Estate Tax Returns

For tax purposes, the deceased and his or her estate are two distinct taxable entities. The executor of the decedent’s estate will need to file a final 1040 on behalf of the decedent by April 15th of the year following the date of the decedent’s death.

The Final 1040

If the decedent didn’t earn a great deal of money in the year that he or she passed away, you may not have to file a final 1040. The 2019 limit is approximately $20,000 for a married individual who would have filed jointly, but the limit can and does change regularly.

In practice, however, a final 1040 is almost always filed because it’s the best way to let the IRS know that the decedent has passed away. The surviving spouse and the decedent can still file a joint tax return for the year the individual passed away, unless the surviving spouse has remarried. When this is the case, the decedent’s filing status will be “married filing separately”.

Nearly all of the same rules apply to the final 1040 as any other 1040, but you should expect a few unpleasant surprises. If the decedent didn’t file for a year or two or has outstanding tax liabilities, you’ll probably learn about them when you’re dealing with the final return.

The IRS is aware that this is its last opportunity to collect, so it will go through the deceased’s tax history with a fine-tooth comb to identify any missed payments and potential revenue.
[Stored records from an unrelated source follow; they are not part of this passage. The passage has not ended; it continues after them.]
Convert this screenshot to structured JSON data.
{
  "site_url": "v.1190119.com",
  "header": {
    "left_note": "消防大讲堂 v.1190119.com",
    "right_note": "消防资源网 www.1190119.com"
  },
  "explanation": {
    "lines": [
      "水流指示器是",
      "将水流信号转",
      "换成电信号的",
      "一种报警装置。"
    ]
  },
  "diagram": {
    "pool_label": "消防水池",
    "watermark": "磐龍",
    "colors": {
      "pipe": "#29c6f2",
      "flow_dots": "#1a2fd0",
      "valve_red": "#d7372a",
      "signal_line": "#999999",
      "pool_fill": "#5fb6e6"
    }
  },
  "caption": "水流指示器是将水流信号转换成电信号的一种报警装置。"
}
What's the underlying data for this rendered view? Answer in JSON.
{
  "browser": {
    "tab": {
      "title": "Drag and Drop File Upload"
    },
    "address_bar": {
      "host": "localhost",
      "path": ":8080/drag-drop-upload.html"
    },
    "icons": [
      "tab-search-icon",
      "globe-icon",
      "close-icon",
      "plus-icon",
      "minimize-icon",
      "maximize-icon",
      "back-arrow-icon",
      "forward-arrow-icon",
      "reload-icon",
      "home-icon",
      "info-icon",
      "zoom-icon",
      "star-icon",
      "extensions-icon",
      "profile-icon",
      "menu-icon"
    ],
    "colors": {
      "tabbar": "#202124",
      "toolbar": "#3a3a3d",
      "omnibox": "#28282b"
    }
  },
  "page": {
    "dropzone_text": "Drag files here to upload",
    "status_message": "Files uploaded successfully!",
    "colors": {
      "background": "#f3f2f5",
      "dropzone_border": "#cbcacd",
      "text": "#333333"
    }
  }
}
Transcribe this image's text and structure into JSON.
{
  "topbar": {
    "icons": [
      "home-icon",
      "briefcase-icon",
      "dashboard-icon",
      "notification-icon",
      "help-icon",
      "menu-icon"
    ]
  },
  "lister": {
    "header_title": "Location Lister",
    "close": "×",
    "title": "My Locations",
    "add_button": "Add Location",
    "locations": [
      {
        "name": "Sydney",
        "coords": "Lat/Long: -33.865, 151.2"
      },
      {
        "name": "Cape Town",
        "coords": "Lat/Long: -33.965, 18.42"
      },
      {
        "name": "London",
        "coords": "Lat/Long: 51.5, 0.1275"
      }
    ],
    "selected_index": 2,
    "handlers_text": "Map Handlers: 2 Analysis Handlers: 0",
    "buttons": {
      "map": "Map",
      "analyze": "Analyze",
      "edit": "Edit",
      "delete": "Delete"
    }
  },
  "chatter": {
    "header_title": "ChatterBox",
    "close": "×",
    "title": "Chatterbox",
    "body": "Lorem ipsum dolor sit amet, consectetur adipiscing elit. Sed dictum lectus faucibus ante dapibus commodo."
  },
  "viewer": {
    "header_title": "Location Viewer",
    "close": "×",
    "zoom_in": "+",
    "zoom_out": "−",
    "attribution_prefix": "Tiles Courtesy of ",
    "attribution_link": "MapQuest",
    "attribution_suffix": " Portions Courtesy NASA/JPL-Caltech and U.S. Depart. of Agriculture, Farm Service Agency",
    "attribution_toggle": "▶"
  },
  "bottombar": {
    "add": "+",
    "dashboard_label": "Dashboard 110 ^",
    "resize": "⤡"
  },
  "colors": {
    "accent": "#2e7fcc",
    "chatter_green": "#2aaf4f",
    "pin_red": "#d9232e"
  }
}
You should, therefore, always consult with a good CPA prior to filing any final income tax returns.

Do You Need to File a Tax Return for the Estate (IRS Form 1041)?

IRS Form 1041, which is very similar to IRS Form 1040, is frequently referred to as a “fiduciary” return because it is filed by the executor of the deceased’s estate who has a fiduciary responsibility to act in the best interest of the estate.

The executor has to file a 1041 (the return form for estates and trusts) if the estate earns more than $600 in a year. The form must be filed using the taxpayer ID obtained when opening the estate account.

The estate’s income can be in the form of interest on investments, rent from property owned by the decedent, and even the salary the individual earned before death but was collected by the estate.

Choosing The Tax Year

The executor must choose the estate’s tax year. Timing the return properly can have considerable tax benefits (another good reason to consult with an experienced tax professional). Most estates will only need to file one 1041, but if probate goes on for an extended period of time, more than one may need to be filed.

Deductions

Every estate is allowed a $600 exemption and can also wipe out estate income with deductions, which include:

  • Income distributions to the decedent’s beneficiaries
  • Executor and other professional fees
  • Administrative expenses for the estate, such as court costs
  • Miscellaneous expenses such as postage, safe deposit box rental, and travel expenses if they exceed 2% of the estate’s adjusted gross income

Medical Expenses

Although it is not possible to deduct medical or funeral expenses with IRS Form 1041, it might be possible to deduct medical expenses on the decedent’s 1040.

Disbursements

Should disbursements be made to the decedent’s beneficiaries, they will be liable for paying income tax on the amount they received. When filing IRS Form 1041, the executor is required to send each beneficiary a Schedule K-1 form, indicating the total amount in disbursements the beneficiary received that tax year.

Payment

The executor is also responsible for ensuring that whatever taxes are owed by the estate get paid from the estate’s assets.

Get Help

Though you may, as executor of the decedent’s estate, be inclined to file IRS Form 1041 by yourself, they can be very tricky, particularly the deductions. Therefore, you should consult with a qualified a tax professional to avoid making any mistake that could potentially lead to an audit